- Ascension Day
- Whit Monday
- Independence Day, June 17th
- Commerce Day, 1st Monday in August
You will also find that many of the parking zones are free during bank holidays if they haven’t been closed off. However, it is always best to check the signs surrounding the zones just to be sure, or you might find yourself with a fine!
Disabled Parking in Reykjavik
Disabled spots are marked with a wheelchair symbol and you should avoid parking in these unless you have a permit. Those who do stop in these areas will find themselves with a considerable parking fine, which increases when not paid in a certain amount of days.
There are plenty of disabled parking spaces in Reykjavik, making it easy for all to get around and explore the stunning area. You will find many of these spots in the city centre, marked with a wheelchair symbol.
You must display your disabled badge when using any of the designated spaces. Parking in the zones in Reykjavik is also free for disabled badge holders. However, it’s important to note that this does not enable you to park in prohibited areas.
Iceland has also put the European Model Parking Card in place, this means those visiting from other countries can use their disabled badge here. You do however need to print out another notice to go alongside your permit, find out more information here.
Are you Allowed to Sleep in your Car in Iceland?
Due to the popularity of road trips in Iceland, many visitors also like to camp whilst on their journey. With this in mind, tourists ponder over the rules of sleeping in their car whilst visiting this magnificent country.
The rules are a little hazy around sleeping in your car in Iceland. This is because whilst it isn’t illegal to stay in your car here, it is illegal to sleep overnight in any vehicle that isn’t in a designated camping area. Those who decide to stop in their car overnight on the side of the road, on another person’s land, or anywhere that isn’t recognised as a campsite will be met with a large fine.

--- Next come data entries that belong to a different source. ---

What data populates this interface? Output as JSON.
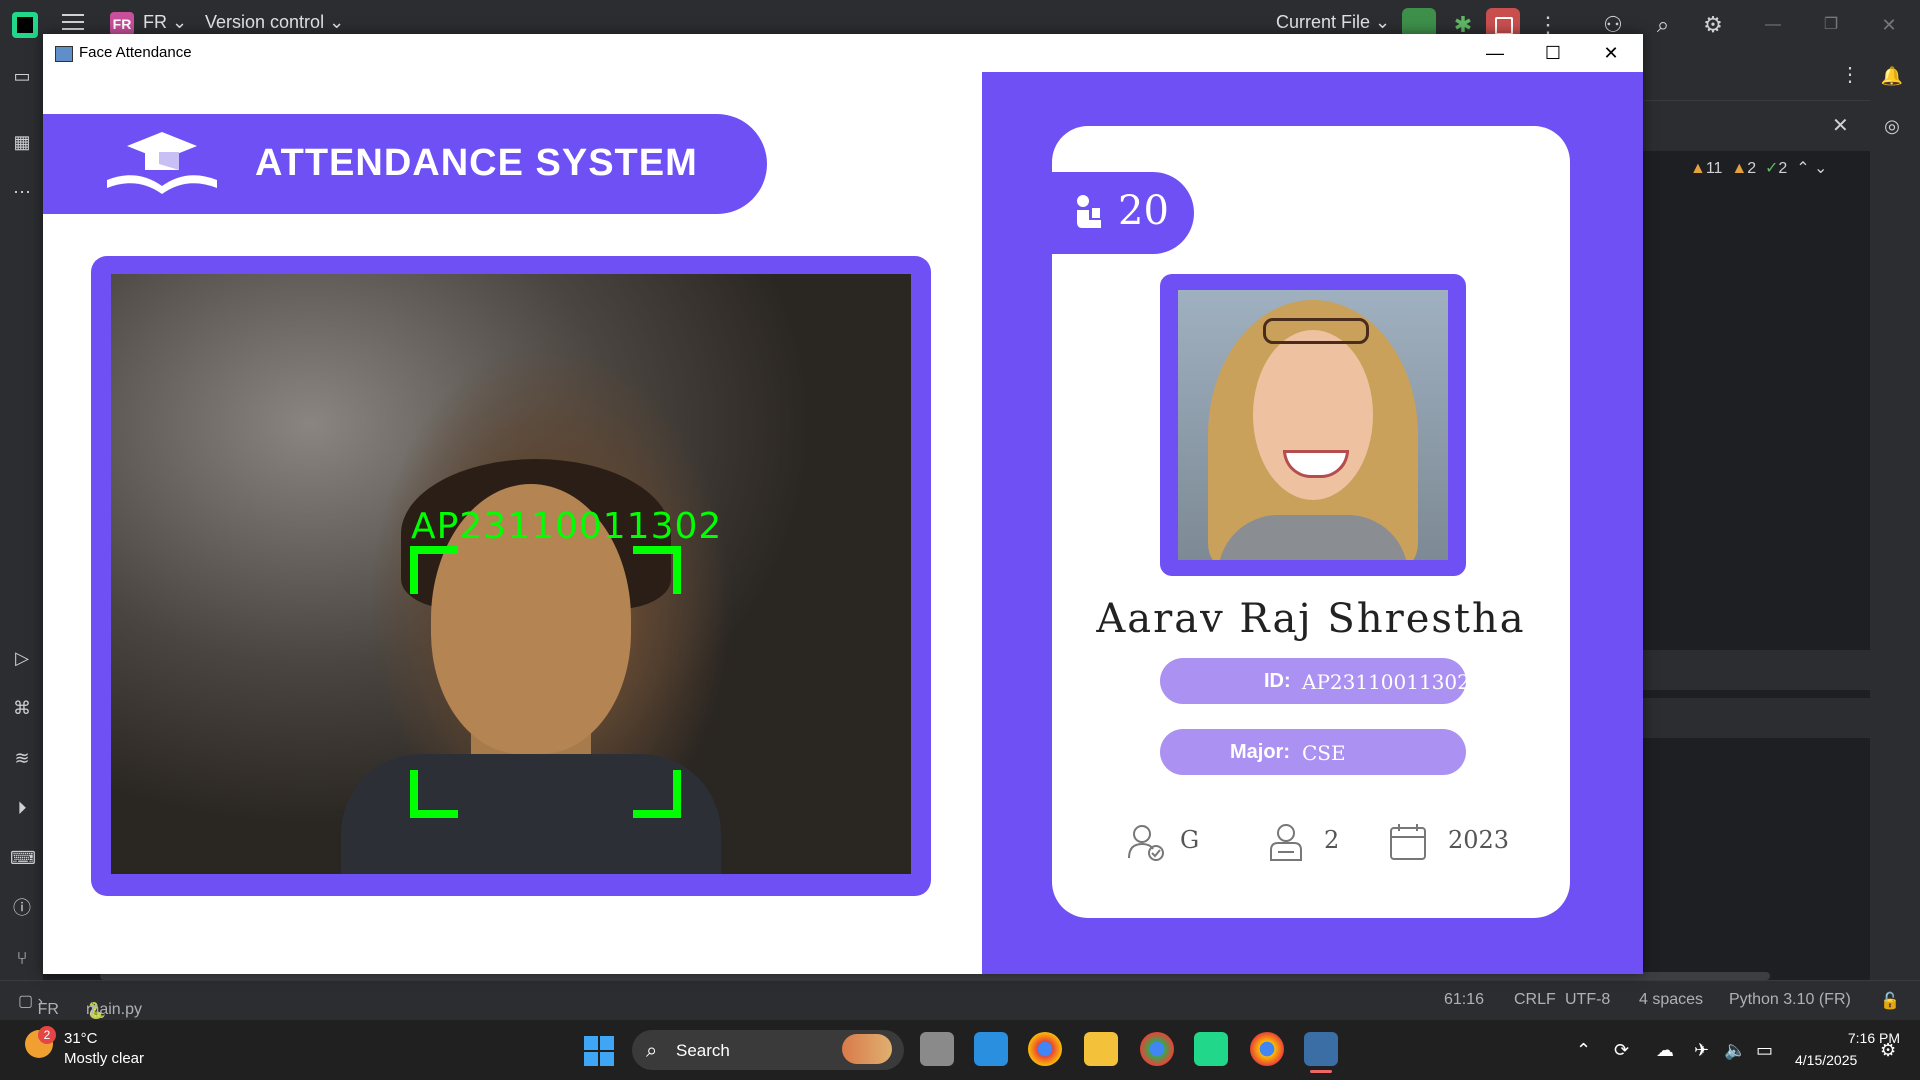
{
  "ide": {
    "project_badge": "FR",
    "project_name": "FR",
    "vcs_label": "Version control",
    "run_config": "Current File",
    "inspections": {
      "warnings": "11",
      "weak_warnings": "2",
      "ok": "2"
    },
    "status": {
      "breadcrumb_project": "FR",
      "breadcrumb_file": "main.py",
      "position": "61:16",
      "line_sep": "CRLF",
      "encoding": "UTF-8",
      "indent": "4 spaces",
      "interpreter": "Python 3.10 (FR)"
    }
  },
  "window": {
    "title": "Face Attendance"
  },
  "app": {
    "header_title": "ATTENDANCE SYSTEM",
    "camera": {
      "recognized_label": "AP23110011302",
      "box_color": "#00ff00"
    },
    "student": {
      "attendance_count": "20",
      "name": "Aarav Raj Shrestha",
      "id_label": "ID:",
      "id_value": "AP23110011302",
      "major_label": "Major:",
      "major_value": "CSE",
      "standing": "G",
      "year": "2",
      "starting_year": "2023"
    },
    "colors": {
      "accent": "#6f50f4",
      "pill": "#ab92f2"
    }
  },
  "taskbar": {
    "weather_badge": "2",
    "temperature": "31°C",
    "condition": "Mostly clear",
    "search_label": "Search",
    "time": "7:16 PM",
    "date": "4/15/2025"
  }
}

There are some incredible camping grounds around Iceland, frequented by motorhomes, campervans and caravans. These provide the ideal way to explore the country’s great outdoors from morning to night. However, if you happen to be visiting the island by car, it is recommended that you drive through Iceland during the day and make the most of some of the country’s great hotels, B&B’s and rental accommodations at night.
Parking Fines in Reykjavik
When parking anywhere in Iceland, you must read the signs to avoid any charges whilst visiting. Those who choose to park in undesignated spots, or don’t follow the rules and regulations, may find themselves having to pay a large sum of money on their trip.
For those who do not pay for parking in places where it is requested, or go over the allocated time, expect to be fined around 4500 ISK (27 GBP). These prices continue to increase the longer you leave the fine unpaid, which can result in a cost of up to 9000 ISK (54 GBP).
Another way you might encounter a parking fine is if you park in areas where it is strictly prohibited. These include stopping on pavements or being too close to a zebra crossing. The charges for these average around 10000 ISK (60 GBP). Anyone also caught parking in an allocated disabled bay without displaying a badge will be fined 20000 ISK (120 GBP). It’s essential that you know these rules and follow them when visiting Iceland. After all, your money is better spent on seeing all that this beautiful place has to offer than paying parking fines!
We hope that after reading all the information about parking in Reykjavik, you can now visit with all this in mind. This city is a stunning part of the country, brimming with beautiful scenery, a bustling atmosphere and lots to see and do. We want you to make the most out of your time when visiting here and all of our recommendations above will help you do just that.
If you’re planning to go to Iceland for a road trip, you’re likely in need of a vehicle. Fara Car Rental has an excellent range of cars to choose from. Whether you’re seeking to explore the lively capital or head off the beaten track, you will find something for every type of traveller with Fara.